An example of a possible question is to ask students which race category they resonate with the most. The projector screen will show the four main race categories in Singapore (e.g. Chinese, Malay, Indian, and Others) as possible options for students. Students will then move into one of the boxes they can identify with. Students will be allowed to remain at the outskirts of the four boxes, if they resonated with none of the options given. After each question is asked, the students will tally the number of students in each category and fill up a class profiling worksheet provided.

Another example of a possible profiling question is to ask students about their lifestyle choices. The four options could be related to modes of transport that the student resonates with the most (e.g. cars, buses, bicycles, foot). The profiling data obtained could be used to discuss about issues pertaining to lifestyle choices resulting from one’s socio-economic status.

Some other possible categories to feature:

  • Religion
  • Lifestyle choices (linked to socio-economic status)
  • Nationality
  • Language

Stage 3:

Facilitating discussions

After each question is asked, the teacher will facilitate a discussion with the students in the class. Using Taba’s strategy for effective questioning, the teacher will ask some students of each group an opening question, interpretive question and capstone question (Taba, 1969).

A possible sequence is shown below:

  1. What makes you identify with this option? (Opening)
  2. How is your experience different from the other groups? (Interpretive)
  3. Is this an important part of your identity? Why so? (Capstone)

After each group has shared, students are allowed to build on the responses of others and are encouraged to ask probing questions to clarify their doubts. At the end of the students’ sharing, the teacher will attempt to draw similarities and differences between the experiences of various groups. It must be highlighted that the teacher should also seek to get students who did not identify with any of the categories to share about why they chose to sit out and their struggles with identifying with any of the groups presented.
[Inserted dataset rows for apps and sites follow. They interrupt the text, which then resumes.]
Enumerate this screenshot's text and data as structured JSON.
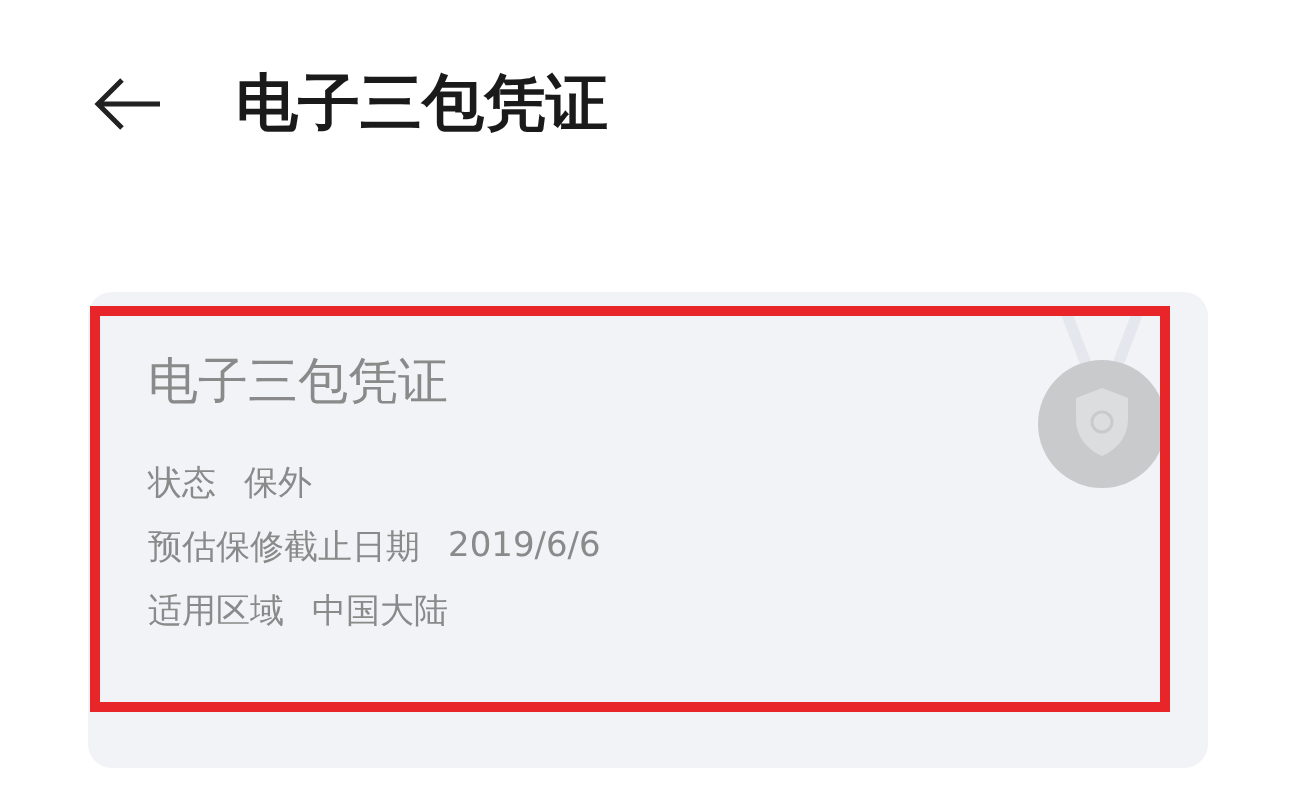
{
  "header": {
    "title": "电子三包凭证"
  },
  "card": {
    "title": "电子三包凭证",
    "highlighted": true,
    "fields": [
      {
        "label": "状态",
        "value": "保外"
      },
      {
        "label": "预估保修截止日期",
        "value": "2019/6/6"
      },
      {
        "label": "适用区域",
        "value": "中国大陆"
      }
    ]
  }
}
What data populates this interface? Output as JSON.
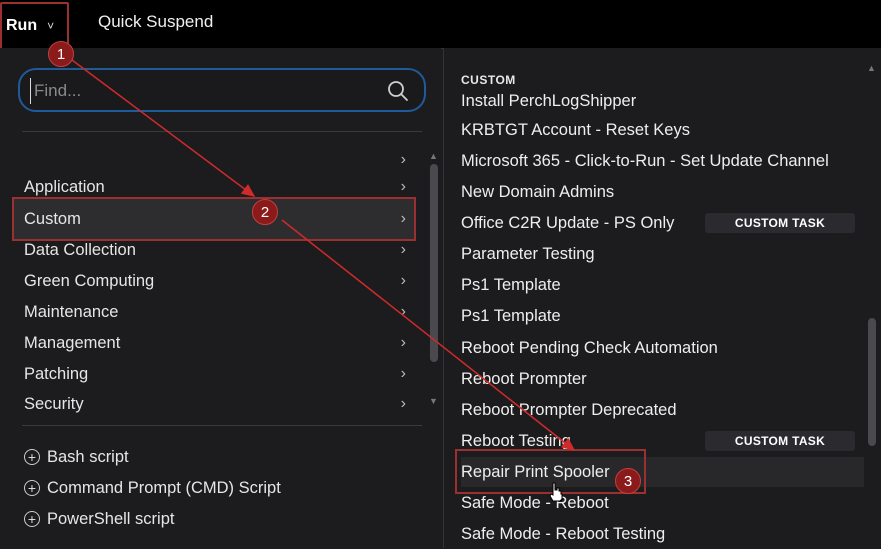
{
  "topbar": {
    "run_label": "Run",
    "run_chevron": "˅",
    "quick_suspend_label": "Quick Suspend"
  },
  "search": {
    "placeholder": "Find...",
    "icon": "search-icon"
  },
  "categories": [
    {
      "label": "",
      "arrow": "›"
    },
    {
      "label": "Application",
      "arrow": "›"
    },
    {
      "label": "Custom",
      "arrow": "›",
      "selected": true
    },
    {
      "label": "Data Collection",
      "arrow": "›"
    },
    {
      "label": "Green Computing",
      "arrow": "›"
    },
    {
      "label": "Maintenance",
      "arrow": "›"
    },
    {
      "label": "Management",
      "arrow": "›"
    },
    {
      "label": "Patching",
      "arrow": "›"
    },
    {
      "label": "Security",
      "arrow": "›"
    }
  ],
  "actions": [
    {
      "label": "Bash script",
      "icon": "plus-circle-icon"
    },
    {
      "label": "Command Prompt (CMD) Script",
      "icon": "plus-circle-icon"
    },
    {
      "label": "PowerShell script",
      "icon": "plus-circle-icon"
    }
  ],
  "task_section": {
    "header": "CUSTOM",
    "tasks": [
      {
        "label": "Install PerchLogShipper"
      },
      {
        "label": "KRBTGT Account - Reset Keys"
      },
      {
        "label": "Microsoft 365 - Click-to-Run - Set Update Channel"
      },
      {
        "label": "New Domain Admins"
      },
      {
        "label": "Office C2R Update - PS Only",
        "badge": "CUSTOM TASK"
      },
      {
        "label": "Parameter Testing"
      },
      {
        "label": "Ps1 Template"
      },
      {
        "label": "Ps1 Template"
      },
      {
        "label": "Reboot Pending Check Automation"
      },
      {
        "label": "Reboot Prompter"
      },
      {
        "label": "Reboot Prompter Deprecated"
      },
      {
        "label": "Reboot Testing",
        "badge": "CUSTOM TASK"
      },
      {
        "label": "Repair Print Spooler",
        "highlighted": true
      },
      {
        "label": "Safe Mode - Reboot"
      },
      {
        "label": "Safe Mode - Reboot Testing"
      }
    ]
  },
  "annotations": [
    {
      "number": "1"
    },
    {
      "number": "2"
    },
    {
      "number": "3"
    }
  ],
  "colors": {
    "background": "#000000",
    "panel": "#1c1c1e",
    "annotation_red": "#9a3030",
    "search_border": "#1f5a9b",
    "badge_bg": "#2b2b2f"
  }
}
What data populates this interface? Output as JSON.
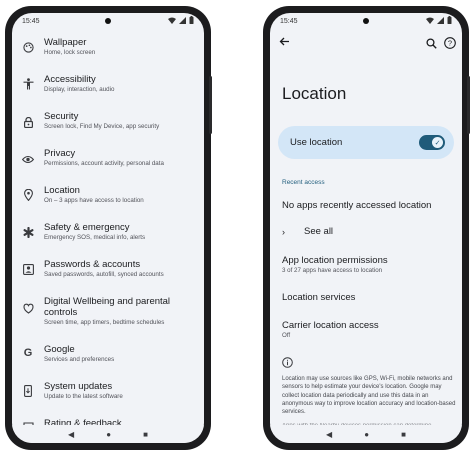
{
  "left_phone": {
    "status_time": "15:45",
    "settings": [
      {
        "title": "Wallpaper",
        "subtitle": "Home, lock screen",
        "icon": "palette-icon"
      },
      {
        "title": "Accessibility",
        "subtitle": "Display, interaction, audio",
        "icon": "accessibility-icon"
      },
      {
        "title": "Security",
        "subtitle": "Screen lock, Find My Device, app security",
        "icon": "lock-icon"
      },
      {
        "title": "Privacy",
        "subtitle": "Permissions, account activity, personal data",
        "icon": "eye-icon"
      },
      {
        "title": "Location",
        "subtitle": "On – 3 apps have access to location",
        "icon": "location-pin-icon"
      },
      {
        "title": "Safety & emergency",
        "subtitle": "Emergency SOS, medical info, alerts",
        "icon": "asterisk-icon"
      },
      {
        "title": "Passwords & accounts",
        "subtitle": "Saved passwords, autofill, synced accounts",
        "icon": "account-box-icon"
      },
      {
        "title": "Digital Wellbeing and parental controls",
        "subtitle": "Screen time, app timers, bedtime schedules",
        "icon": "wellbeing-icon"
      },
      {
        "title": "Google",
        "subtitle": "Services and preferences",
        "icon": "google-icon"
      },
      {
        "title": "System updates",
        "subtitle": "Update to the latest software",
        "icon": "phone-update-icon"
      },
      {
        "title": "Rating & feedback",
        "subtitle": "",
        "icon": "feedback-icon"
      }
    ]
  },
  "right_phone": {
    "status_time": "15:45",
    "title": "Location",
    "use_location": {
      "label": "Use location",
      "enabled": true
    },
    "recent_access_header": "Recent access",
    "no_recent": "No apps recently accessed location",
    "see_all": "See all",
    "app_permissions": {
      "title": "App location permissions",
      "subtitle": "3 of 27 apps have access to location"
    },
    "location_services": "Location services",
    "carrier_access": {
      "title": "Carrier location access",
      "subtitle": "Off"
    },
    "footer": "Location may use sources like GPS, Wi-Fi, mobile networks and sensors to help estimate your device's location. Google may collect location data periodically and use this data in an anonymous way to improve location accuracy and location-based services.",
    "footer_cut": "Apps with the Nearby devices permission can determine"
  },
  "colors": {
    "accent": "#1f5b7a",
    "card": "#d3e6f7",
    "screen_bg": "#f1f3f7"
  }
}
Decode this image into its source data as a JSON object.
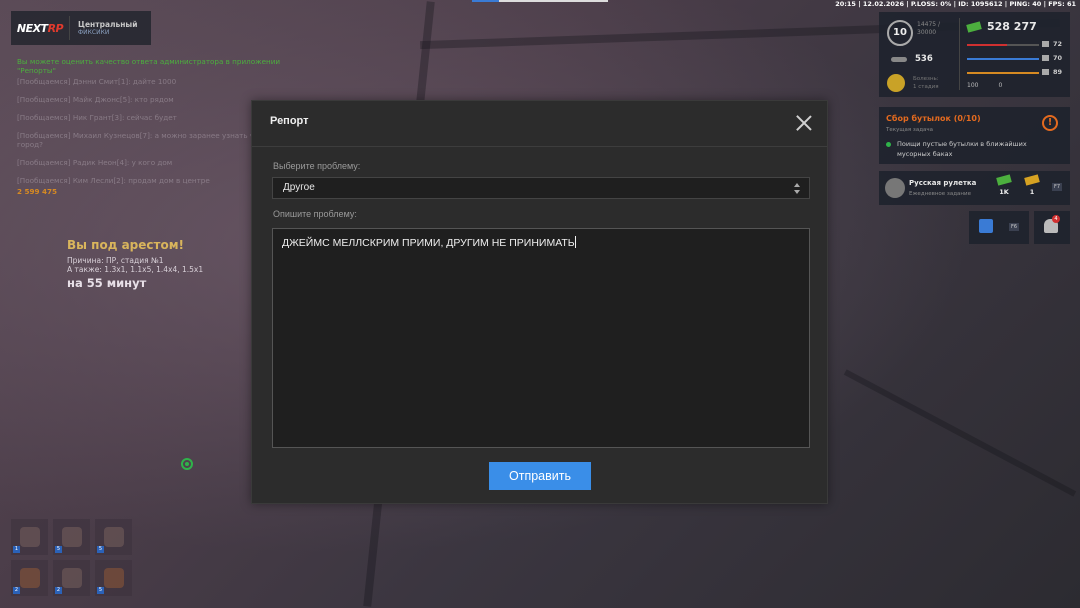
{
  "status_bar": {
    "text": "20:15 | 12.02.2026 | P.LOSS: 0% | ID: 1095612 | PING: 40 | FPS: 61"
  },
  "logo": {
    "brand_main": "NEXT",
    "brand_accent": "RP",
    "server_name": "Центральный",
    "server_sub": "ФИКСИКИ"
  },
  "chat": {
    "lines": [
      {
        "text": "Вы можете оценить качество ответа администратора в приложении \"Репорты\"",
        "style": "green"
      },
      {
        "text": "[Пообщаемся] Дэнни Смит[1]: дайте 1000",
        "style": "faded"
      },
      {
        "text": "[Пообщаемся] Майк Джонс[5]: кто рядом",
        "style": "faded"
      },
      {
        "text": "[Пообщаемся] Ник Грант[3]: сейчас будет",
        "style": "faded"
      },
      {
        "text": "[Пообщаемся] Михаил Кузнецов[7]: а можно заранее узнать что за город?",
        "style": "faded"
      },
      {
        "text": "[Пообщаемся] Радик Неон[4]: у кого дом",
        "style": "faded"
      },
      {
        "text": "[Пообщаемся] Ким Лесли[2]: продам дом в центре",
        "style": "faded"
      },
      {
        "text": "2 599 475",
        "style": "orange"
      }
    ]
  },
  "arrest": {
    "title": "Вы под арестом!",
    "reason": "Причина: ПР, стадия №1",
    "also": "А также: 1.3x1, 1.1x5, 1.4x4, 1.5x1",
    "duration": "на 55 минут"
  },
  "hud": {
    "level": "10",
    "xp_current": "14475 /",
    "xp_total": "30000",
    "money": "528 277",
    "cars": "536",
    "illness_title": "Болезнь:",
    "illness_stage": "1 стадия",
    "stats": [
      {
        "name": "health",
        "value": "72",
        "percent": 55,
        "color": "#d03030"
      },
      {
        "name": "hunger",
        "value": "70",
        "percent": 100,
        "color": "#3a7bd5"
      },
      {
        "name": "stamina",
        "value": "89",
        "percent": 100,
        "color": "#d68a22"
      }
    ],
    "armor": "100",
    "shield": "0"
  },
  "task": {
    "title": "Сбор бутылок (0/10)",
    "subtitle": "Текущая задача",
    "description": "Поищи пустые бутылки в ближайших мусорных баках",
    "icon": "!"
  },
  "roulette": {
    "title": "Русская рулетка",
    "subtitle": "Ежедневное задание",
    "prize1": "1K",
    "prize2": "1",
    "fkey": "F7"
  },
  "buttons": {
    "calendar_key": "F6",
    "notifications_count": "4"
  },
  "modal": {
    "title": "Репорт",
    "problem_label": "Выберите проблему:",
    "problem_value": "Другое",
    "describe_label": "Опишите проблему:",
    "message": "ДЖЕЙМС МЕЛЛСКРИМ ПРИМИ, ДРУГИМ НЕ ПРИНИМАТЬ",
    "send_label": "Отправить"
  },
  "inventory": [
    "1",
    "5",
    "5",
    "2",
    "2",
    "5"
  ],
  "colors": {
    "accent_blue": "#3a8ee8",
    "task_orange": "#e36a1f",
    "marker_green": "#2fb34a"
  }
}
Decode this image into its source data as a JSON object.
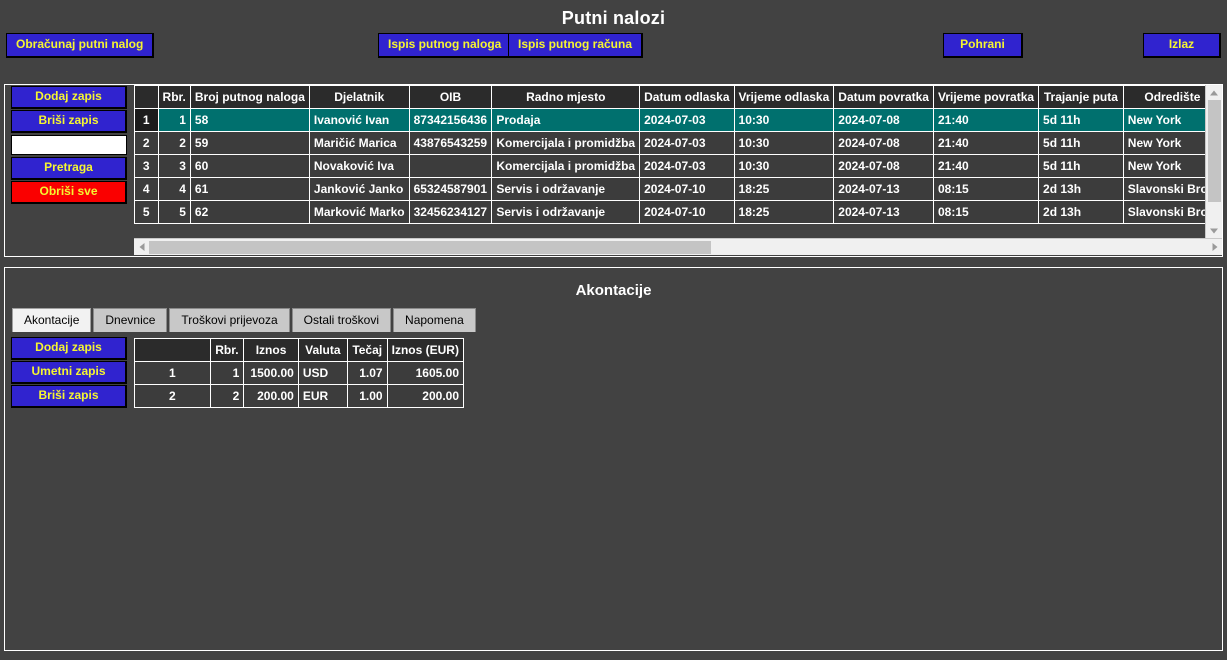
{
  "header": {
    "title": "Putni nalozi"
  },
  "toolbar": {
    "calc_label": "Obračunaj putni nalog",
    "print_order_label": "Ispis putnog naloga",
    "print_invoice_label": "Ispis putnog računa",
    "save_label": "Pohrani",
    "exit_label": "Izlaz"
  },
  "top_panel": {
    "side_buttons": {
      "add": "Dodaj zapis",
      "delete": "Briši zapis",
      "search": "Pretraga",
      "delete_all": "Obriši sve"
    },
    "search_input": {
      "value": "",
      "placeholder": ""
    },
    "columns": [
      "",
      "Rbr.",
      "Broj putnog naloga",
      "Djelatnik",
      "OIB",
      "Radno mjesto",
      "Datum odlaska",
      "Vrijeme odlaska",
      "Datum povratka",
      "Vrijeme povratka",
      "Trajanje puta",
      "Odredište"
    ],
    "rows": [
      {
        "selected": true,
        "hdr": "1",
        "rbr": "1",
        "broj": "58",
        "djelatnik": "Ivanović Ivan",
        "oib": "87342156436",
        "radno_mjesto": "Prodaja",
        "datum_odlaska": "2024-07-03",
        "vrijeme_odlaska": "10:30",
        "datum_povratka": "2024-07-08",
        "vrijeme_povratka": "21:40",
        "trajanje": "5d 11h",
        "odrediste": "New York"
      },
      {
        "selected": false,
        "hdr": "2",
        "rbr": "2",
        "broj": "59",
        "djelatnik": "Maričić Marica",
        "oib": "43876543259",
        "radno_mjesto": "Komercijala i promidžba",
        "datum_odlaska": "2024-07-03",
        "vrijeme_odlaska": "10:30",
        "datum_povratka": "2024-07-08",
        "vrijeme_povratka": "21:40",
        "trajanje": "5d 11h",
        "odrediste": "New York"
      },
      {
        "selected": false,
        "hdr": "3",
        "rbr": "3",
        "broj": "60",
        "djelatnik": "Novaković Iva",
        "oib": "",
        "radno_mjesto": "Komercijala i promidžba",
        "datum_odlaska": "2024-07-03",
        "vrijeme_odlaska": "10:30",
        "datum_povratka": "2024-07-08",
        "vrijeme_povratka": "21:40",
        "trajanje": "5d 11h",
        "odrediste": "New York"
      },
      {
        "selected": false,
        "hdr": "4",
        "rbr": "4",
        "broj": "61",
        "djelatnik": "Janković Janko",
        "oib": "65324587901",
        "radno_mjesto": "Servis i održavanje",
        "datum_odlaska": "2024-07-10",
        "vrijeme_odlaska": "18:25",
        "datum_povratka": "2024-07-13",
        "vrijeme_povratka": "08:15",
        "trajanje": "2d 13h",
        "odrediste": "Slavonski Brod"
      },
      {
        "selected": false,
        "hdr": "5",
        "rbr": "5",
        "broj": "62",
        "djelatnik": "Marković Marko",
        "oib": "32456234127",
        "radno_mjesto": "Servis i održavanje",
        "datum_odlaska": "2024-07-10",
        "vrijeme_odlaska": "18:25",
        "datum_povratka": "2024-07-13",
        "vrijeme_povratka": "08:15",
        "trajanje": "2d 13h",
        "odrediste": "Slavonski Brod"
      }
    ],
    "scroll": {
      "h_arrow_left": "◀",
      "h_arrow_right": "▶",
      "v_arrow_up": "▲",
      "v_arrow_down": "▼"
    }
  },
  "bottom_panel": {
    "title": "Akontacije",
    "tabs": [
      {
        "label": "Akontacije",
        "active": true
      },
      {
        "label": "Dnevnice",
        "active": false
      },
      {
        "label": "Troškovi prijevoza",
        "active": false
      },
      {
        "label": "Ostali troškovi",
        "active": false
      },
      {
        "label": "Napomena",
        "active": false
      }
    ],
    "side_buttons": {
      "add": "Dodaj zapis",
      "insert": "Umetni zapis",
      "delete": "Briši zapis"
    },
    "columns": [
      "",
      "Rbr.",
      "Iznos",
      "Valuta",
      "Tečaj",
      "Iznos (EUR)"
    ],
    "rows": [
      {
        "hdr": "1",
        "rbr": "1",
        "iznos": "1500.00",
        "valuta": "USD",
        "tecaj": "1.07",
        "iznos_eur": "1605.00"
      },
      {
        "hdr": "2",
        "rbr": "2",
        "iznos": "200.00",
        "valuta": "EUR",
        "tecaj": "1.00",
        "iznos_eur": "200.00"
      }
    ]
  },
  "colors": {
    "background": "#424242",
    "button": "#3023cf",
    "button_text": "#f5f531",
    "danger": "#fa0000",
    "selected_row": "#00706e",
    "grid_cell": "#3c3c3c",
    "grid_header": "#2b2b2b",
    "border": "#ffffff"
  }
}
This is of great importance in the teaching of diversity and it will subsequently provide the teacher with a good starting point to teach about marginalised communities and the challenges of responding to diversity in Singapore.

The cycle repeats as the teacher poses a new question, with a new set of options for students to respond to. The teacher will continue to facilitate discussions at the end of each round, with each round geared towards a particular factor giving rise to diversity in Singapore.

Stage 4:


The teacher draws the activity to an end by getting the class to recognise the diversity of their own class, drawing special attention to race, religion, nationality and socio-economic status as factors that give rise to diverse identities within the classroom. By the end of the activity, the students will be exposed to the different cultural and economic experiences of the class.

An Inspiring Quote

"[Open-mindedness] includes an active desire to listen to more sides than one; to give heed to facts from whatever source they come; to give full attention to alternative possibilities; to recognize the possibility of error even in the beliefs that are dearest to us."

~ John Dewey, How We Think

Newsletter Subscription

Subscribe to our newsletter and stay up-to-date with new journal issues!